▶ [About this task]:
Show every line from the entries that follow which holds the word "producción".
*** Opening of Records supplied ***
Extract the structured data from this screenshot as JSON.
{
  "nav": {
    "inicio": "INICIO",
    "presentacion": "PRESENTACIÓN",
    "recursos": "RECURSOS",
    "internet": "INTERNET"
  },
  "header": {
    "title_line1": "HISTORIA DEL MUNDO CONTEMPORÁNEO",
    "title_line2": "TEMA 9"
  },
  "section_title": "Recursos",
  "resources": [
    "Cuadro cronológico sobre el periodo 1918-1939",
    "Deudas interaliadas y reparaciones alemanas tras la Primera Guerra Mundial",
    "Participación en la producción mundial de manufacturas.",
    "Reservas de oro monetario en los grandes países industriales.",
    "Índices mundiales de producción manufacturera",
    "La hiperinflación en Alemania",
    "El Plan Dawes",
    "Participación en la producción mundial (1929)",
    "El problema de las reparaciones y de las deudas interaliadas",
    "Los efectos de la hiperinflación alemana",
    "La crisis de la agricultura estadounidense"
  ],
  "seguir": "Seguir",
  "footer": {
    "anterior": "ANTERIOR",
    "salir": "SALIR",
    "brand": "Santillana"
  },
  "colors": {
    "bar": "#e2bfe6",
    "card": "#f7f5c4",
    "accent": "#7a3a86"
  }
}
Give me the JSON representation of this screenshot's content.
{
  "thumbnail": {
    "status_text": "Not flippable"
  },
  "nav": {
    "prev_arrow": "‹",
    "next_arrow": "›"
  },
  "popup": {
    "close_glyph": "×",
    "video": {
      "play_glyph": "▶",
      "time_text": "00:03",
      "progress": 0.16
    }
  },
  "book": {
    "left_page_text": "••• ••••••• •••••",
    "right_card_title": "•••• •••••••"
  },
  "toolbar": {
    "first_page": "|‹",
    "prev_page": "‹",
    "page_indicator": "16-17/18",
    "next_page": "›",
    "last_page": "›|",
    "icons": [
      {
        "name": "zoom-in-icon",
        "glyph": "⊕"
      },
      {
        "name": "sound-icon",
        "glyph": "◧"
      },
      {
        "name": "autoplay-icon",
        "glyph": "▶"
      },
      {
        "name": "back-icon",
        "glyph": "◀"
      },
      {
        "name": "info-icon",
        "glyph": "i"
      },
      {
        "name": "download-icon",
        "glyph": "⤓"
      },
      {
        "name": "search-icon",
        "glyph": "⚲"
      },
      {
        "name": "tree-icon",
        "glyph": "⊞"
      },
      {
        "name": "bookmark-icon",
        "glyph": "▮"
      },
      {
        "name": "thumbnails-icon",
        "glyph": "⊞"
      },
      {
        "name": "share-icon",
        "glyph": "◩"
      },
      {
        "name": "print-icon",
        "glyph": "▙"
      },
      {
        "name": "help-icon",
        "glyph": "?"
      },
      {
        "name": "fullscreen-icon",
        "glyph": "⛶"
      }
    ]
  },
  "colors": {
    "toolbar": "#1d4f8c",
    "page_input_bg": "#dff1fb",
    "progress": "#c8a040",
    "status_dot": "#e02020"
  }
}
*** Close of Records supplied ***
▶ [Problem solution]:
    "Participación en la producción mundial de manufacturas.",
    "Índices mundiales de producción manufacturera",
    "Participación en la producción mundial (1929)",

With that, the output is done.